Key to tuberculosis cure could lie underwater

The search for a cure for deadly infectious diseases has led Brian Murphy deep underwater. Murphy, assistant professor of medicinal chemistry and pharmacognosy at the University of Illinois at Chicago, is collecting actinomycete bacteria from water throughout the world in a hunt for new antibiotics.

He and Scott Franzblau, director of UIC's Institute for Tuberculosis Research, are lead investigators on a new, three-year, $1.1 million grant from the Defense Department to find compounds to fight tuberculosis, a disease that killed more than 1.4 million people worldwide in 2011.

As a killer, tuberculosis—caused by a bacterium that most often attacks the lungs—is second only to HIV among , according to the . The bacteria lie dormant in about one-third of the population, and 8 million new cases are reported annually.

U.S. military personnel face a much higher risk of tuberculosis than American civilians, due to their frequent deployment in developing countries where infection rates are higher, Murphy said. Some units are stationed in locations where the spread of tuberculosis is a major hazard.

" scaffolds that can reduce the spread of tuberculosis throughout the military and quickly address a tuberculosis epidemic are in serious need," he said.

Murphy has so far collected a "library" of nearly 1,000 actinomycete strains, and 1,200 samples of they produce, from marine waters off Massachusetts, Maine, the Florida Keys and Vietnam, and from the freshwater of the Great Lakes.

From his collection, he and Franzblau have identified eight aquatic actinomyces strains that target non-replicating tuberculosis. A promising new class of compounds with drug-like potency emerged from their screenings and is the focus of the new grant, Murphy said. It was isolated from sediment collected 260 feet below the surface of Lake Michigan.

"Freshwater environments are a new frontier for drug-lead discovery," Murphy said. "Actinomycetes have the ability to produce molecules that have a high potential for use as medicines, and very little is known about these bacteria in such environments."

The UIC team will be the first to explore each of the five Great Lakes for antibiotic-producing actinomycete bacteria and will evaluate the viability of freshwater systems as a source for drug-lead discovery.

"If we can understand the capacity for these bacteria to produce new, small-molecule drug leads, it will help guide a global freshwater discovery effort," Murphy said.

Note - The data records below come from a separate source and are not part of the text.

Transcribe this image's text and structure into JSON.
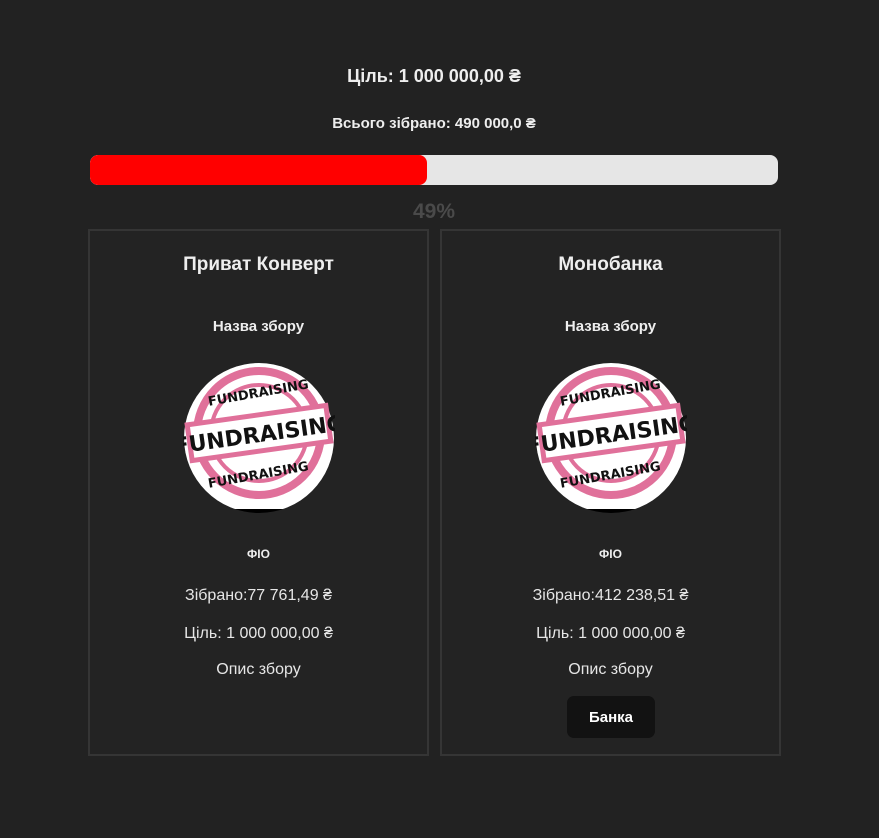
{
  "summary": {
    "goal_text": "Ціль: 1 000 000,00 ₴",
    "total_text": "Всього зібрано: 490 000,0 ₴",
    "progress_fraction": 0.49,
    "progress_percent_text": "49%",
    "progress_fill_color": "#ff0000",
    "progress_track_color": "#e6e6e6"
  },
  "cards": [
    {
      "title": "Приват Конверт",
      "campaign_name": "Назва збору",
      "image_icon": "fundraising-stamp-icon",
      "image_text": "FUNDRAISING",
      "fio": "ФІО",
      "collected_text": "Зібрано:77 761,49 ₴",
      "goal_text": "Ціль: 1 000 000,00 ₴",
      "description": "Опис збору"
    },
    {
      "title": "Монобанка",
      "campaign_name": "Назва збору",
      "image_icon": "fundraising-stamp-icon",
      "image_text": "FUNDRAISING",
      "fio": "ФІО",
      "collected_text": "Зібрано:412 238,51 ₴",
      "goal_text": "Ціль: 1 000 000,00 ₴",
      "description": "Опис збору",
      "button_label": "Банка"
    }
  ],
  "colors": {
    "background": "#222222",
    "stamp_pink": "#e0709a",
    "button_bg": "#121212"
  }
}
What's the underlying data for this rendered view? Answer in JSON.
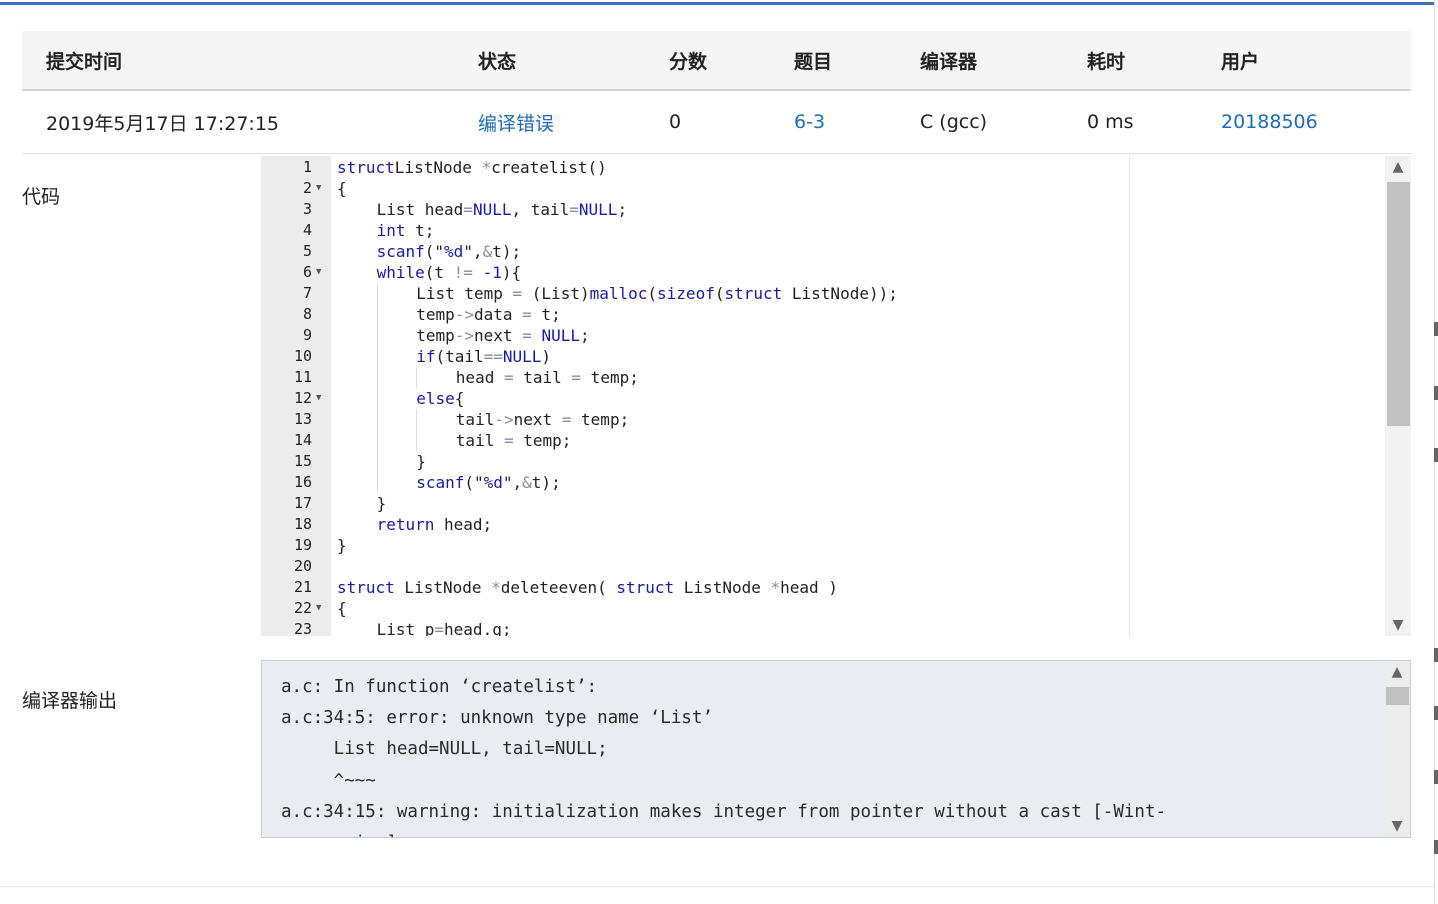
{
  "table": {
    "headers": [
      "提交时间",
      "状态",
      "分数",
      "题目",
      "编译器",
      "耗时",
      "用户"
    ],
    "row": {
      "time": "2019年5月17日 17:27:15",
      "status": "编译错误",
      "score": "0",
      "problem": "6-3",
      "compiler": "C (gcc)",
      "duration": "0 ms",
      "user": "20188506"
    }
  },
  "labels": {
    "code": "代码",
    "compiler_output": "编译器输出"
  },
  "code_lines": [
    {
      "n": "1",
      "fold": false,
      "indent": 0,
      "tokens": [
        [
          "kw",
          "struct"
        ],
        [
          "",
          "ListNode "
        ],
        [
          "op",
          "*"
        ],
        [
          "",
          "createlist()"
        ]
      ]
    },
    {
      "n": "2",
      "fold": true,
      "indent": 0,
      "tokens": [
        [
          "",
          "{"
        ]
      ]
    },
    {
      "n": "3",
      "fold": false,
      "indent": 1,
      "tokens": [
        [
          "",
          "List head"
        ],
        [
          "op",
          "="
        ],
        [
          "kw",
          "NULL"
        ],
        [
          "",
          ", tail"
        ],
        [
          "op",
          "="
        ],
        [
          "kw",
          "NULL"
        ],
        [
          "",
          ";"
        ]
      ]
    },
    {
      "n": "4",
      "fold": false,
      "indent": 1,
      "tokens": [
        [
          "kw",
          "int"
        ],
        [
          "",
          " t;"
        ]
      ]
    },
    {
      "n": "5",
      "fold": false,
      "indent": 1,
      "tokens": [
        [
          "kw",
          "scanf"
        ],
        [
          "",
          "(\""
        ],
        [
          "kw",
          "%d"
        ],
        [
          "",
          "\","
        ],
        [
          "op",
          "&"
        ],
        [
          "",
          "t);"
        ]
      ]
    },
    {
      "n": "6",
      "fold": true,
      "indent": 1,
      "tokens": [
        [
          "kw",
          "while"
        ],
        [
          "",
          "(t "
        ],
        [
          "op",
          "!="
        ],
        [
          "",
          " "
        ],
        [
          "num",
          "-1"
        ],
        [
          "",
          "){"
        ]
      ]
    },
    {
      "n": "7",
      "fold": false,
      "indent": 2,
      "tokens": [
        [
          "",
          "List temp "
        ],
        [
          "op",
          "="
        ],
        [
          "",
          " (List)"
        ],
        [
          "kw",
          "malloc"
        ],
        [
          "",
          "("
        ],
        [
          "kw",
          "sizeof"
        ],
        [
          "",
          "("
        ],
        [
          "kw",
          "struct"
        ],
        [
          "",
          " ListNode));"
        ]
      ]
    },
    {
      "n": "8",
      "fold": false,
      "indent": 2,
      "tokens": [
        [
          "",
          "temp"
        ],
        [
          "op",
          "->"
        ],
        [
          "",
          "data "
        ],
        [
          "op",
          "="
        ],
        [
          "",
          " t;"
        ]
      ]
    },
    {
      "n": "9",
      "fold": false,
      "indent": 2,
      "tokens": [
        [
          "",
          "temp"
        ],
        [
          "op",
          "->"
        ],
        [
          "",
          "next "
        ],
        [
          "op",
          "="
        ],
        [
          "",
          " "
        ],
        [
          "kw",
          "NULL"
        ],
        [
          "",
          ";"
        ]
      ]
    },
    {
      "n": "10",
      "fold": false,
      "indent": 2,
      "tokens": [
        [
          "kw",
          "if"
        ],
        [
          "",
          "(tail"
        ],
        [
          "op",
          "=="
        ],
        [
          "kw",
          "NULL"
        ],
        [
          "",
          ")"
        ]
      ]
    },
    {
      "n": "11",
      "fold": false,
      "indent": 3,
      "tokens": [
        [
          "",
          "head "
        ],
        [
          "op",
          "="
        ],
        [
          "",
          " tail "
        ],
        [
          "op",
          "="
        ],
        [
          "",
          " temp;"
        ]
      ]
    },
    {
      "n": "12",
      "fold": true,
      "indent": 2,
      "tokens": [
        [
          "kw",
          "else"
        ],
        [
          "",
          "{"
        ]
      ]
    },
    {
      "n": "13",
      "fold": false,
      "indent": 3,
      "tokens": [
        [
          "",
          "tail"
        ],
        [
          "op",
          "->"
        ],
        [
          "",
          "next "
        ],
        [
          "op",
          "="
        ],
        [
          "",
          " temp;"
        ]
      ]
    },
    {
      "n": "14",
      "fold": false,
      "indent": 3,
      "tokens": [
        [
          "",
          "tail "
        ],
        [
          "op",
          "="
        ],
        [
          "",
          " temp;"
        ]
      ]
    },
    {
      "n": "15",
      "fold": false,
      "indent": 2,
      "tokens": [
        [
          "",
          "}"
        ]
      ]
    },
    {
      "n": "16",
      "fold": false,
      "indent": 2,
      "tokens": [
        [
          "kw",
          "scanf"
        ],
        [
          "",
          "(\""
        ],
        [
          "kw",
          "%d"
        ],
        [
          "",
          "\","
        ],
        [
          "op",
          "&"
        ],
        [
          "",
          "t);"
        ]
      ]
    },
    {
      "n": "17",
      "fold": false,
      "indent": 1,
      "tokens": [
        [
          "",
          "}"
        ]
      ]
    },
    {
      "n": "18",
      "fold": false,
      "indent": 1,
      "tokens": [
        [
          "kw",
          "return"
        ],
        [
          "",
          " head;"
        ]
      ]
    },
    {
      "n": "19",
      "fold": false,
      "indent": 0,
      "tokens": [
        [
          "",
          "}"
        ]
      ]
    },
    {
      "n": "20",
      "fold": false,
      "indent": 0,
      "tokens": []
    },
    {
      "n": "21",
      "fold": false,
      "indent": 0,
      "tokens": [
        [
          "kw",
          "struct"
        ],
        [
          "",
          " ListNode "
        ],
        [
          "op",
          "*"
        ],
        [
          "",
          "deleteeven( "
        ],
        [
          "kw",
          "struct"
        ],
        [
          "",
          " ListNode "
        ],
        [
          "op",
          "*"
        ],
        [
          "",
          "head )"
        ]
      ]
    },
    {
      "n": "22",
      "fold": true,
      "indent": 0,
      "tokens": [
        [
          "",
          "{"
        ]
      ]
    },
    {
      "n": "23",
      "fold": false,
      "indent": 1,
      "tokens": [
        [
          "",
          "List p"
        ],
        [
          "op",
          "="
        ],
        [
          "",
          "head.q;"
        ]
      ]
    }
  ],
  "compiler_output_lines": [
    "a.c: In function ‘createlist’:",
    "a.c:34:5: error: unknown type name ‘List’",
    "     List head=NULL, tail=NULL;",
    "     ^~~~",
    "a.c:34:15: warning: initialization makes integer from pointer without a cast [-Wint-",
    "conversion]"
  ],
  "icons": {
    "scroll_up": "▲",
    "scroll_down": "▼",
    "fold": "▼"
  }
}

Multi-drug and extensively drug-resistant strains of tuberculosis, which are unaffected by first- and second-line drug regimens, are the most serious threat, Franzblau said.

"Perhaps the most problematic aspect of tuberculosis treatment is its duration," said Murphy. Franzblau said lengthy treatment is required to eliminate a persistent population of slow-growing or non-replicating tuberculosis.

add to favorites email to friend print save as pdf

Related Stories

FDA approves first new tuberculosis in 40 years

Dec 31, 2012

The Food and Drug Administration says it has approved a Johnson & Johnson tuberculosis drug that is the first new medicine to fight the deadly infection in more than four decades.

Recommended for you

Arriving now at gate 42: measles

8 hours ago

(HealthDay)—Traveling through the same U.S. airport gate, one infected passenger transmitted the measles virus to three others within a four-hour time span, illustrating just how easily the virus can spread, ...

Scratch from pet rat kills child; CDC warns of risk

8 hours ago

(HealthDay)—The tragic death from "rat-bite fever" of a 10-year-old San Diego boy highlights the risk carried by the pet rodents, according to a report from the U.S. Centers for Disease Control and Prevention.

User comments

Please sign in to add a comment. Registration is free, and takes less than a minute. Read more

Click here to reset your password.
Sign in to get notified via email when new comments are made.